The records that follow should be copied out exactly, pictures excluded.
━━━━━ RECORD EXTRACTS ━━━━━
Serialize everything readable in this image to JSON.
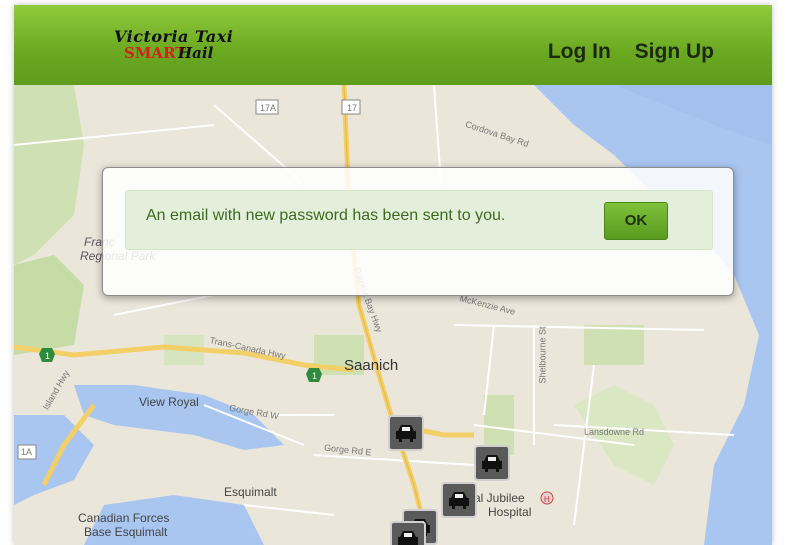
{
  "header": {
    "logo_line1": "Victoria Taxi",
    "logo_line2_a": "SMART",
    "logo_line2_b": "Hail",
    "login_label": "Log In",
    "signup_label": "Sign Up",
    "accent_color": "#6aa821"
  },
  "dialog": {
    "message": "An email with new password has been sent to you.",
    "ok_label": "OK"
  },
  "map": {
    "labels": {
      "francis_1": "Franc",
      "francis_2": "Regional Park",
      "saanich": "Saanich",
      "view_royal": "View Royal",
      "esquimalt": "Esquimalt",
      "cfb_1": "Canadian Forces",
      "cfb_2": "Base Esquimalt",
      "royal_jubilee_1": "al Jubilee",
      "royal_jubilee_2": "Hospital",
      "trans_canada": "Trans-Canada Hwy",
      "cordova": "Cordova Bay Rd",
      "mckenzie": "McKenzie Ave",
      "gorge_w": "Gorge Rd W",
      "gorge_e": "Gorge Rd E",
      "lansdowne": "Lansdowne Rd",
      "shelbourne": "Shelbourne St",
      "island_hwy": "Island Hwy",
      "patricia_bay": "Patricia Bay Hwy",
      "hwy_17a": "17A",
      "hwy_17": "17",
      "hwy_1a": "1A",
      "hwy_1": "1"
    }
  }
}
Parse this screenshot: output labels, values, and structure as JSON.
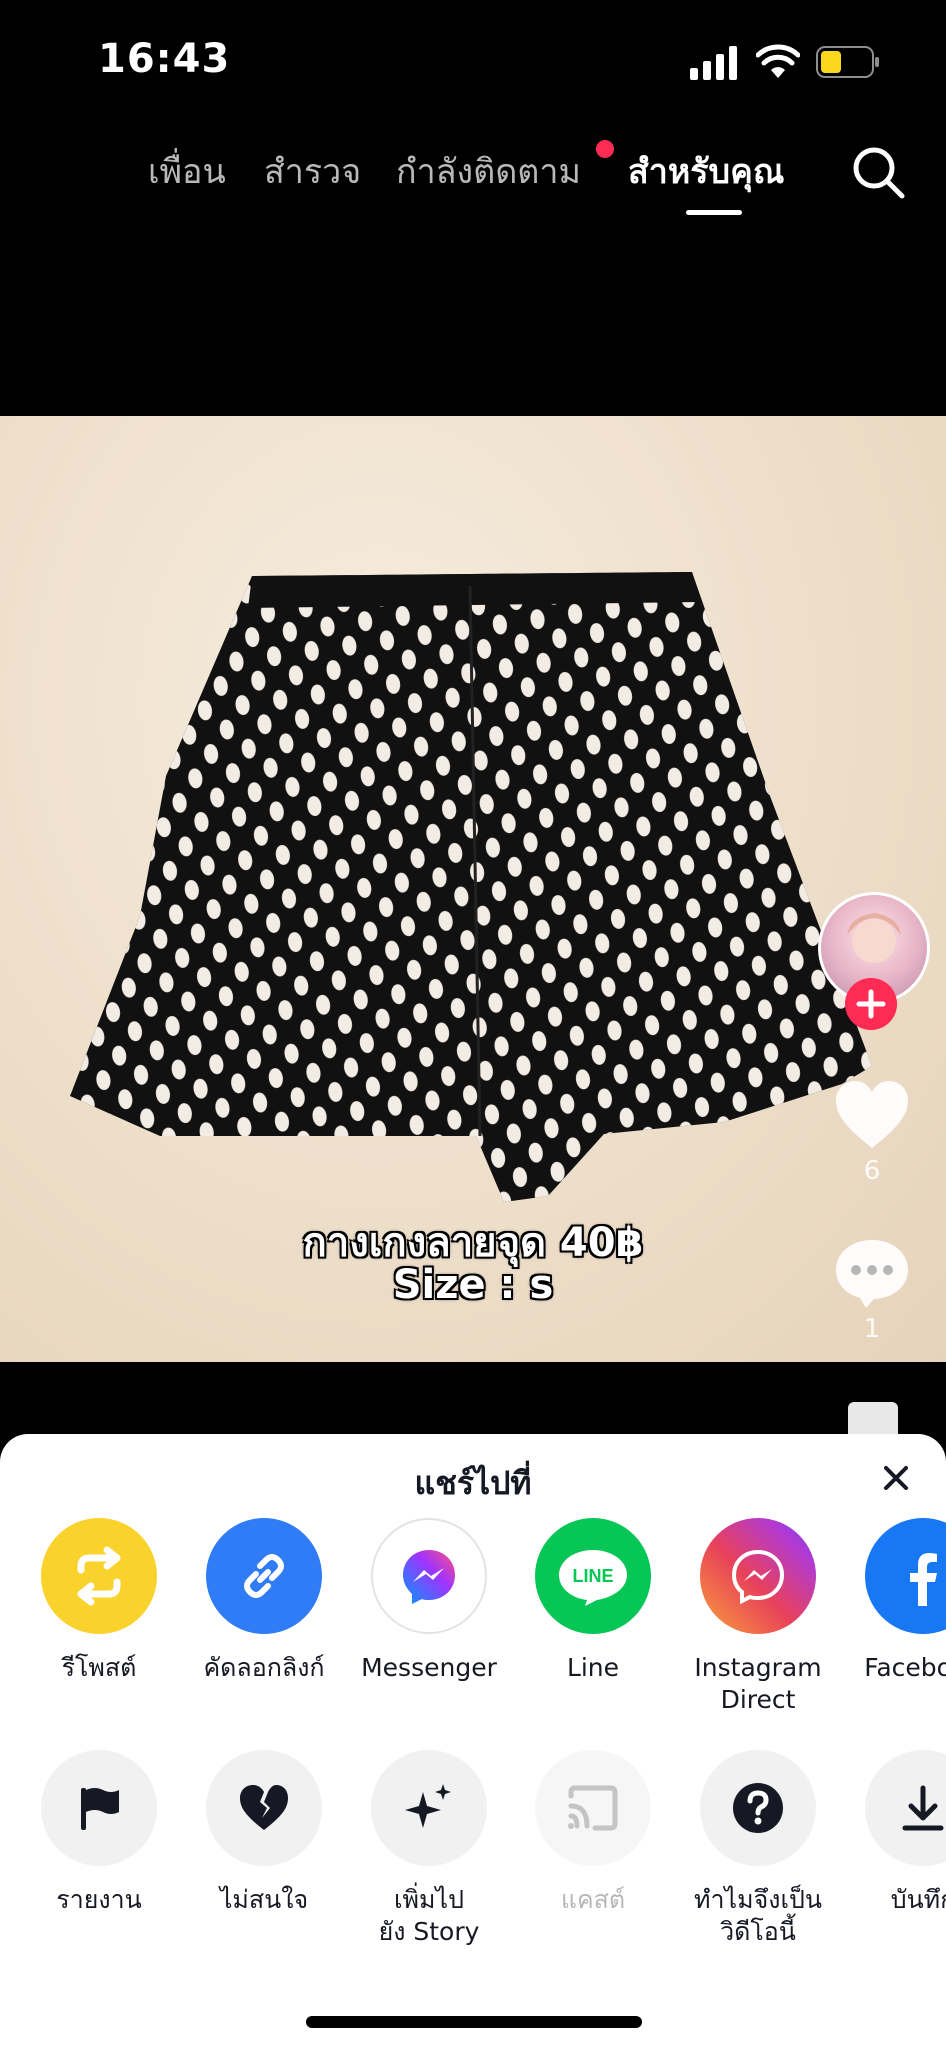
{
  "status_bar": {
    "time": "16:43",
    "battery_color": "#f9d71c"
  },
  "top_nav": {
    "tabs": [
      {
        "label": "เพื่อน"
      },
      {
        "label": "สำรวจ"
      },
      {
        "label": "กำลังติดตาม"
      },
      {
        "label": "สำหรับคุณ"
      }
    ],
    "active_tab": "สำหรับคุณ",
    "notification_dot_color": "#fe2c55"
  },
  "video": {
    "caption_line_1": "กางเกงลายจุด 40฿",
    "caption_line_2": "Size : s"
  },
  "actions": {
    "likes": "6",
    "comments": "1"
  },
  "share_sheet": {
    "title": "แชร์ไปที่",
    "share_targets": [
      {
        "label": "รีโพสต์",
        "icon": "repost-icon",
        "color": "#f9d22b"
      },
      {
        "label": "คัดลอกลิงก์",
        "icon": "link-icon",
        "color": "#2f7cf6"
      },
      {
        "label": "Messenger",
        "icon": "messenger-icon",
        "color": "#ffffff"
      },
      {
        "label": "Line",
        "icon": "line-icon",
        "color": "#06c755"
      },
      {
        "label": "Instagram\nDirect",
        "icon": "instagram-direct-icon",
        "color": "#d6249f"
      },
      {
        "label": "Facebook",
        "icon": "facebook-icon",
        "color": "#1877f2"
      }
    ],
    "more_actions": [
      {
        "label": "รายงาน",
        "icon": "flag-icon"
      },
      {
        "label": "ไม่สนใจ",
        "icon": "broken-heart-icon"
      },
      {
        "label": "เพิ่มไป\nยัง Story",
        "icon": "sparkle-icon"
      },
      {
        "label": "แคสต์",
        "icon": "cast-icon",
        "disabled": true
      },
      {
        "label": "ทำไมจึงเป็น\nวิดีโอนี้",
        "icon": "question-icon"
      },
      {
        "label": "บันทึก",
        "icon": "download-icon"
      }
    ]
  }
}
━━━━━
* _EXERCISE SOLUTION_:
Serialize everything readable in this image to JSON.
{
  "header": {
    "logo_line1": "Victoria Taxi",
    "logo_line2_a": "SMART",
    "logo_line2_b": "Hail",
    "login_label": "Log In",
    "signup_label": "Sign Up",
    "accent_color": "#6aa821"
  },
  "dialog": {
    "message": "An email with new password has been sent to you.",
    "ok_label": "OK"
  },
  "map": {
    "labels": {
      "francis_1": "Franc",
      "francis_2": "Regional Park",
      "saanich": "Saanich",
      "view_royal": "View Royal",
      "esquimalt": "Esquimalt",
      "cfb_1": "Canadian Forces",
      "cfb_2": "Base Esquimalt",
      "royal_jubilee_1": "al Jubilee",
      "royal_jubilee_2": "Hospital",
      "trans_canada": "Trans-Canada Hwy",
      "cordova": "Cordova Bay Rd",
      "mckenzie": "McKenzie Ave",
      "gorge_w": "Gorge Rd W",
      "gorge_e": "Gorge Rd E",
      "lansdowne": "Lansdowne Rd",
      "shelbourne": "Shelbourne St",
      "island_hwy": "Island Hwy",
      "patricia_bay": "Patricia Bay Hwy",
      "hwy_17a": "17A",
      "hwy_17": "17",
      "hwy_1a": "1A",
      "hwy_1": "1"
    }
  }
}
Parse this screenshot: output labels, values, and structure as JSON.
{
  "status_bar": {
    "time": "16:43",
    "battery_color": "#f9d71c"
  },
  "top_nav": {
    "tabs": [
      {
        "label": "เพื่อน"
      },
      {
        "label": "สำรวจ"
      },
      {
        "label": "กำลังติดตาม"
      },
      {
        "label": "สำหรับคุณ"
      }
    ],
    "active_tab": "สำหรับคุณ",
    "notification_dot_color": "#fe2c55"
  },
  "video": {
    "caption_line_1": "กางเกงลายจุด 40฿",
    "caption_line_2": "Size : s"
  },
  "actions": {
    "likes": "6",
    "comments": "1"
  },
  "share_sheet": {
    "title": "แชร์ไปที่",
    "share_targets": [
      {
        "label": "รีโพสต์",
        "icon": "repost-icon",
        "color": "#f9d22b"
      },
      {
        "label": "คัดลอกลิงก์",
        "icon": "link-icon",
        "color": "#2f7cf6"
      },
      {
        "label": "Messenger",
        "icon": "messenger-icon",
        "color": "#ffffff"
      },
      {
        "label": "Line",
        "icon": "line-icon",
        "color": "#06c755"
      },
      {
        "label": "Instagram\nDirect",
        "icon": "instagram-direct-icon",
        "color": "#d6249f"
      },
      {
        "label": "Facebook",
        "icon": "facebook-icon",
        "color": "#1877f2"
      }
    ],
    "more_actions": [
      {
        "label": "รายงาน",
        "icon": "flag-icon"
      },
      {
        "label": "ไม่สนใจ",
        "icon": "broken-heart-icon"
      },
      {
        "label": "เพิ่มไป\nยัง Story",
        "icon": "sparkle-icon"
      },
      {
        "label": "แคสต์",
        "icon": "cast-icon",
        "disabled": true
      },
      {
        "label": "ทำไมจึงเป็น\nวิดีโอนี้",
        "icon": "question-icon"
      },
      {
        "label": "บันทึก",
        "icon": "download-icon"
      }
    ]
  }
}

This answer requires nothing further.